Your instructions — Could you copy out all of the records below exactly, leaving out every picture?

Source material —
- - -
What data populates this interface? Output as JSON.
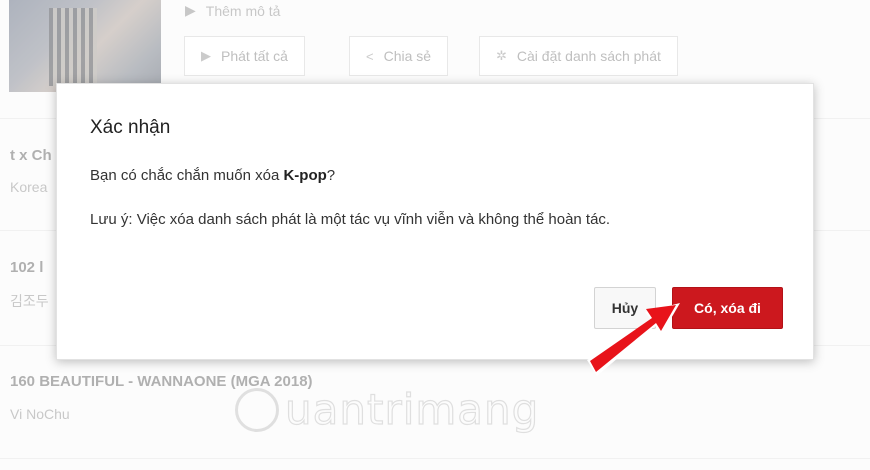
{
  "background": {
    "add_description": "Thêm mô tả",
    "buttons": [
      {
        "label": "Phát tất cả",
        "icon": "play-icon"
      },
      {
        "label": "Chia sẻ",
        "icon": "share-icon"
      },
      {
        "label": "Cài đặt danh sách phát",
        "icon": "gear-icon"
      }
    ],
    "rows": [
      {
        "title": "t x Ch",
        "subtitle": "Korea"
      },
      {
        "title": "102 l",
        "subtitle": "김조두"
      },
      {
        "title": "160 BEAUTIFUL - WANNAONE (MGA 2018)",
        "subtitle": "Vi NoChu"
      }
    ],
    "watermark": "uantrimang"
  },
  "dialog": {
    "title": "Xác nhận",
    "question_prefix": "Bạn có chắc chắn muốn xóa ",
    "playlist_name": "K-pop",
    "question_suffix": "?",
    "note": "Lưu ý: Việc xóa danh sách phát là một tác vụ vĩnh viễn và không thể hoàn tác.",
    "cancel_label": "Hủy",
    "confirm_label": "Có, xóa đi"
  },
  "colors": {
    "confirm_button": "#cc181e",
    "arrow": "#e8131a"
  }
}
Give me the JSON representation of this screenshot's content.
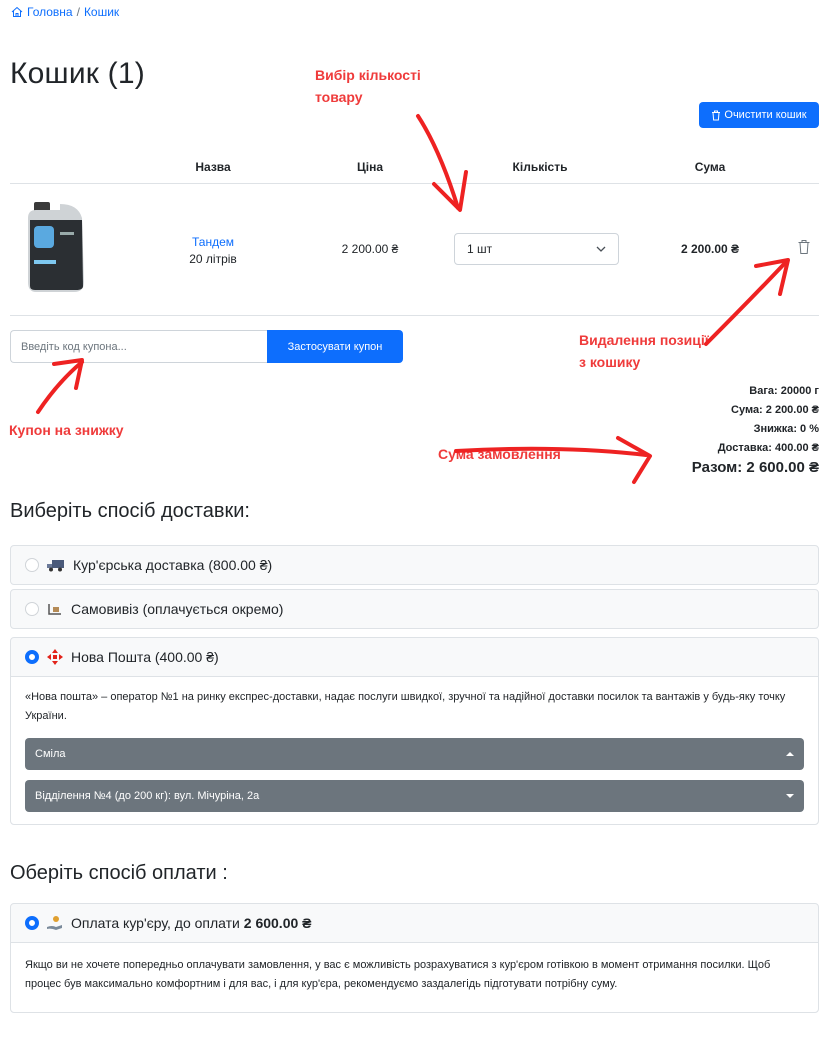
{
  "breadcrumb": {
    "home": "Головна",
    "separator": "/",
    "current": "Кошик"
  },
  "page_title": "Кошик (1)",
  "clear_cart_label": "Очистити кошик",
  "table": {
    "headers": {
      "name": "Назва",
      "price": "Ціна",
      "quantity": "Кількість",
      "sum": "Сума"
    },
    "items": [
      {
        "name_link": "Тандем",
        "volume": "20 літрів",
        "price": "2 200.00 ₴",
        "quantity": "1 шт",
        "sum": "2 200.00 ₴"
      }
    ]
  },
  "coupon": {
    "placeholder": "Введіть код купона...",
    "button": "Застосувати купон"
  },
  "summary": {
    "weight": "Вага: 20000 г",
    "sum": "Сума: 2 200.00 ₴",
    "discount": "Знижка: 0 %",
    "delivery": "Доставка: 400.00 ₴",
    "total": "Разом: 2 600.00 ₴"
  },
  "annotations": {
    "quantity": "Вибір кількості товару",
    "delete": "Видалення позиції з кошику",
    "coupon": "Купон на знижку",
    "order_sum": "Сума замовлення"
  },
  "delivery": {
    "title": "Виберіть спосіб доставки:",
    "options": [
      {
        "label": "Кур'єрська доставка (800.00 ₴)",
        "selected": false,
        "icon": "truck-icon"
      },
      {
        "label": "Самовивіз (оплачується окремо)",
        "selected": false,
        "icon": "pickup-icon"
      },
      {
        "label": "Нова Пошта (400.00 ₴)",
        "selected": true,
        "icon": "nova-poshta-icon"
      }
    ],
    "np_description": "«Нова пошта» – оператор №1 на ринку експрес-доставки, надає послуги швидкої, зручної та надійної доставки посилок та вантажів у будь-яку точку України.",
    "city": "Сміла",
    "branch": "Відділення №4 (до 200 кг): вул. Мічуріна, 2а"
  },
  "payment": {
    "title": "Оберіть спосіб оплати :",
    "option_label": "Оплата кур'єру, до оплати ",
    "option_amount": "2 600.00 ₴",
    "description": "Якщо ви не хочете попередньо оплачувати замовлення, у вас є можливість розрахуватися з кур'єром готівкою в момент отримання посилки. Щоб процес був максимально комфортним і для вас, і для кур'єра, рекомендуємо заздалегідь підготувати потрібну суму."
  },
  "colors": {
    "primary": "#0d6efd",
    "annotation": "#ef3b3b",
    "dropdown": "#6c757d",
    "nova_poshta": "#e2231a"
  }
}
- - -
Answer below —
What data populates this interface? Output as JSON.
{
  "background": {
    "add_description": "Thêm mô tả",
    "buttons": [
      {
        "label": "Phát tất cả",
        "icon": "play-icon"
      },
      {
        "label": "Chia sẻ",
        "icon": "share-icon"
      },
      {
        "label": "Cài đặt danh sách phát",
        "icon": "gear-icon"
      }
    ],
    "rows": [
      {
        "title": "t x Ch",
        "subtitle": "Korea"
      },
      {
        "title": "102 l",
        "subtitle": "김조두"
      },
      {
        "title": "160 BEAUTIFUL - WANNAONE (MGA 2018)",
        "subtitle": "Vi NoChu"
      }
    ],
    "watermark": "uantrimang"
  },
  "dialog": {
    "title": "Xác nhận",
    "question_prefix": "Bạn có chắc chắn muốn xóa ",
    "playlist_name": "K-pop",
    "question_suffix": "?",
    "note": "Lưu ý: Việc xóa danh sách phát là một tác vụ vĩnh viễn và không thể hoàn tác.",
    "cancel_label": "Hủy",
    "confirm_label": "Có, xóa đi"
  },
  "colors": {
    "confirm_button": "#cc181e",
    "arrow": "#e8131a"
  }
}
Give me the JSON representation of this screenshot's content.
{
  "breadcrumb": {
    "home": "Головна",
    "separator": "/",
    "current": "Кошик"
  },
  "page_title": "Кошик (1)",
  "clear_cart_label": "Очистити кошик",
  "table": {
    "headers": {
      "name": "Назва",
      "price": "Ціна",
      "quantity": "Кількість",
      "sum": "Сума"
    },
    "items": [
      {
        "name_link": "Тандем",
        "volume": "20 літрів",
        "price": "2 200.00 ₴",
        "quantity": "1 шт",
        "sum": "2 200.00 ₴"
      }
    ]
  },
  "coupon": {
    "placeholder": "Введіть код купона...",
    "button": "Застосувати купон"
  },
  "summary": {
    "weight": "Вага: 20000 г",
    "sum": "Сума: 2 200.00 ₴",
    "discount": "Знижка: 0 %",
    "delivery": "Доставка: 400.00 ₴",
    "total": "Разом: 2 600.00 ₴"
  },
  "annotations": {
    "quantity": "Вибір кількості товару",
    "delete": "Видалення позиції з кошику",
    "coupon": "Купон на знижку",
    "order_sum": "Сума замовлення"
  },
  "delivery": {
    "title": "Виберіть спосіб доставки:",
    "options": [
      {
        "label": "Кур'єрська доставка (800.00 ₴)",
        "selected": false,
        "icon": "truck-icon"
      },
      {
        "label": "Самовивіз (оплачується окремо)",
        "selected": false,
        "icon": "pickup-icon"
      },
      {
        "label": "Нова Пошта (400.00 ₴)",
        "selected": true,
        "icon": "nova-poshta-icon"
      }
    ],
    "np_description": "«Нова пошта» – оператор №1 на ринку експрес-доставки, надає послуги швидкої, зручної та надійної доставки посилок та вантажів у будь-яку точку України.",
    "city": "Сміла",
    "branch": "Відділення №4 (до 200 кг): вул. Мічуріна, 2а"
  },
  "payment": {
    "title": "Оберіть спосіб оплати :",
    "option_label": "Оплата кур'єру, до оплати ",
    "option_amount": "2 600.00 ₴",
    "description": "Якщо ви не хочете попередньо оплачувати замовлення, у вас є можливість розрахуватися з кур'єром готівкою в момент отримання посилки. Щоб процес був максимально комфортним і для вас, і для кур'єра, рекомендуємо заздалегідь підготувати потрібну суму."
  },
  "colors": {
    "primary": "#0d6efd",
    "annotation": "#ef3b3b",
    "dropdown": "#6c757d",
    "nova_poshta": "#e2231a"
  }
}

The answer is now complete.